To Kavanaugh, the fact that the judge exercised discretion without formally considering whether Jones was permanently incorrigible was good enough. To Sotomayor, “the court is fooling no one” in the pretense that this was not a major rollback of earlier decisions—the kind of rollback that should require an admission that a precedent is being overturned.
”The Court simply rewrites Miller and Montgomery to say what the Court now wishes they had said, and then denies that it has done any such thing,” Sotomayor wrote. “The Court knows what it is doing.”
Of course it does. But it comes as no surprise that the man who, red-faced and screaming, lied his way through his confirmation hearing would write opinions lying about what he was doing to precedent once he was on the court.

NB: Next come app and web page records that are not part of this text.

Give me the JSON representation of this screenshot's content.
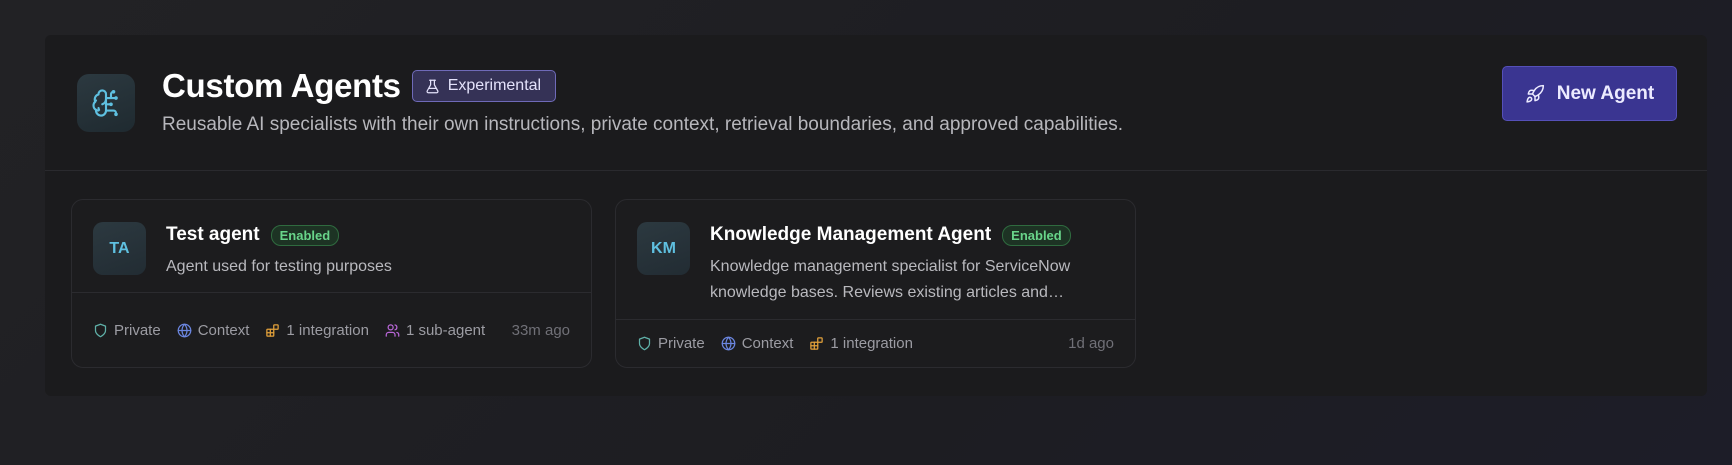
{
  "header": {
    "title": "Custom Agents",
    "badge": "Experimental",
    "subtitle": "Reusable AI specialists with their own instructions, private context, retrieval boundaries, and approved capabilities.",
    "new_agent_label": "New Agent",
    "logo_icon": "brain-icon",
    "badge_icon": "flask-icon",
    "button_icon": "rocket-icon"
  },
  "agents": [
    {
      "initials": "TA",
      "name": "Test agent",
      "status": "Enabled",
      "description": "Agent used for testing purposes",
      "visibility": "Private",
      "context": "Context",
      "integrations": "1 integration",
      "subagents": "1 sub-agent",
      "updated": "33m ago"
    },
    {
      "initials": "KM",
      "name": "Knowledge Management Agent",
      "status": "Enabled",
      "description": "Knowledge management specialist for ServiceNow knowledge bases. Reviews existing articles and…",
      "visibility": "Private",
      "context": "Context",
      "integrations": "1 integration",
      "updated": "1d ago"
    }
  ],
  "colors": {
    "accent": "#3a3591",
    "enabled": "#69d58a",
    "shield": "#5fb0a8",
    "globe": "#6b86e0",
    "integration": "#e2a03a",
    "subagent": "#b967d8"
  }
}
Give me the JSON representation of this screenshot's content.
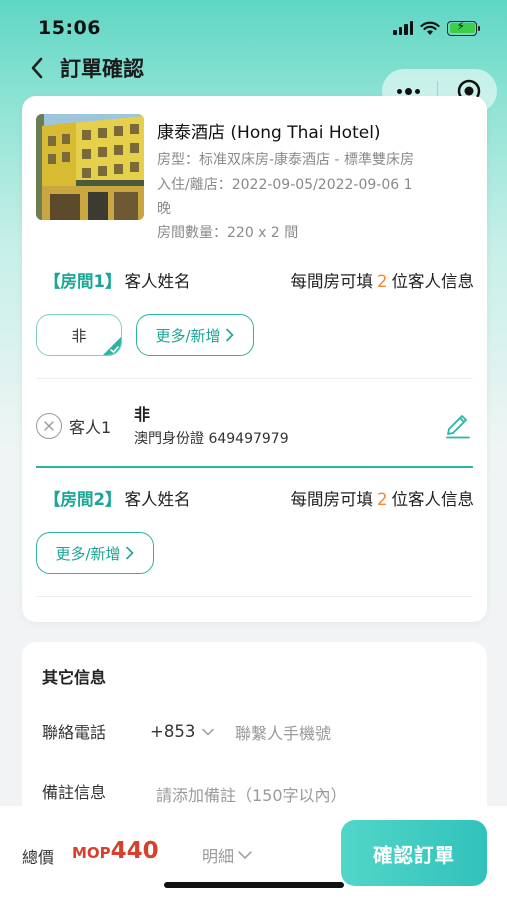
{
  "status_bar": {
    "time": "15:06"
  },
  "nav": {
    "title": "訂單確認"
  },
  "hotel": {
    "name": "康泰酒店 (Hong Thai Hotel)",
    "room_type": "房型：标准双床房-康泰酒店 - 標準雙床房",
    "stay_line1": "入住/離店：2022-09-05/2022-09-06 1",
    "stay_line2": "晚",
    "room_count": "房間數量：220 x 2 間"
  },
  "rooms": [
    {
      "tag": "【房間1】",
      "title": "客人姓名",
      "limit_prefix": "每間房可填",
      "limit_num": "2",
      "limit_suffix": "位客人信息",
      "chip": "非",
      "more_label": "更多/新增",
      "guest": {
        "label": "客人1",
        "name": "非",
        "id": "澳門身份證 649497979"
      }
    },
    {
      "tag": "【房間2】",
      "title": "客人姓名",
      "limit_prefix": "每間房可填",
      "limit_num": "2",
      "limit_suffix": "位客人信息",
      "more_label": "更多/新增"
    }
  ],
  "other": {
    "title": "其它信息",
    "phone_label": "聯絡電話",
    "phone_code": "+853",
    "phone_placeholder": "聯繫人手機號",
    "remark_label": "備註信息",
    "remark_placeholder": "請添加備註（150字以內）"
  },
  "footer": {
    "total_label": "總價",
    "currency": "MOP",
    "amount": "440",
    "detail_label": "明細",
    "confirm_label": "確認訂單"
  },
  "colors": {
    "accent": "#1aa697",
    "price": "#d8402e",
    "highlight_number": "#f08a2c"
  },
  "icons": [
    "back-chevron-icon",
    "more-dots-icon",
    "target-circle-icon",
    "check-corner-icon",
    "chevron-right-icon",
    "remove-circle-icon",
    "pencil-edit-icon",
    "chevron-down-icon"
  ]
}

And speaking of the Supreme Court, lies, and Republicans, in response to a Democratic proposal to expand the Supreme Court, Sen. Ted Cruz got out there and claimed, with a straight face, “You didn’t see Republicans when we had control of the Senate try to rig the game. You didn’t see us try to pack the court.” Sure, they held one seat open for nearly a year of then-President Barack Obama’s term and then rushed another confirmation through in record time weeks before the election, but that’s not packing, is it? (It totally is.) And Cruz is on the record saying that if Hillary Clinton had been elected president, he would have backed holding more seats open rather than allowing her to have justices confirmed.
It’s chapter infinity in “Republicans lie,” but it’s especially relevant as Kavanaugh lies in his official Supreme Court opinions, while writing for the Trump majority. This court can have no moral standing.